Submitted to: Infection and Immunity
Publication Type: Peer Reviewed Journal
Publication Acceptance Date: 1/5/2001
Publication Date: N/A
Citation: Interpretive Summary: Better understanding the immune system mechanisms involved in protection against important protozoan parasites is necessary to design improved preventive methods for disease control. The present study was conducted to determine whether DNA from the protozan parasites B. bovis, Trypanosoma cruzi, and T. brucei activates macrophages to secrete inflammatory mediators associated with protective immunity. The results presented in this study demonstrate that DNA from these three parasites effectively activate cells of the immune system to secrete molecules that are necessary for effective stimulation of the immune system. Thus, recognition of protozoal DNA by immune competent cells may provide an important innate defense mechanism to control parasite replication and promote persistent infection.
Technical Abstract: Activation of macrophages by DNA from protozoan parasites has not been demonstrated. The present study was conducted to determine whether DNA from the protozan parasites B. bovis, Trypanosoma cruzi, and T. brucei activates macrophages to secrete inflammatory mediators associated with protective immunity. DNA from Escherichia coli and all three parasites stimulated B-lymphocyte proliferation and increased macrophage production of interleukin-12 (IL-12), tumor necrosis factor alpha (TNF-alpha), and nitric oxide (NO). Regulation of IL-12 and NO production occurred at the level of transcription. The amounts of IL-12, TNF-alpha, and NO induced by E. coli and protozoal DNA were strongly correlated (r(2) > 0.9) with the frequency of CG dinucleotides in the genome, and immunostimulation by DNA occurred in the order E. coli >/= T. cruzi > T. brucei > B. bovis. Induction of inflammatory mediators by E. coli, T. brucei, and B. bovis DNA was dependent on the presence of unmethylated CpG dinucleotides. However, at high concentrations, E. coli and T. cruzi DNA-mediated macrophage activation was not inhibited following methylation.

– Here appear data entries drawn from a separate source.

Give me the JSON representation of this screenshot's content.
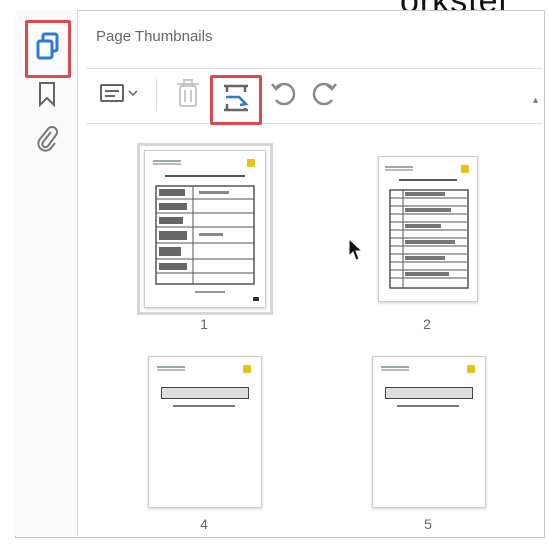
{
  "overflow_text": "orkstel",
  "panel": {
    "title": "Page Thumbnails"
  },
  "rail": {
    "items": [
      "page-thumbnails-icon",
      "bookmark-icon",
      "attachment-icon"
    ]
  },
  "toolbar": {
    "items": [
      "thumbnail-options-icon",
      "delete-page-icon",
      "insert-pages-icon",
      "rotate-counterclockwise-icon",
      "rotate-clockwise-icon"
    ]
  },
  "thumbnails": [
    {
      "page": "1",
      "selected": true
    },
    {
      "page": "2",
      "selected": false
    },
    {
      "page": "4",
      "selected": false
    },
    {
      "page": "5",
      "selected": false
    }
  ],
  "colors": {
    "highlight": "#e0484f",
    "active_icon": "#2a7bd6",
    "logo": "#e8c21a"
  }
}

These mechanisms may provide an important innate defense mechanism to control parasite replication and promote persistent infection.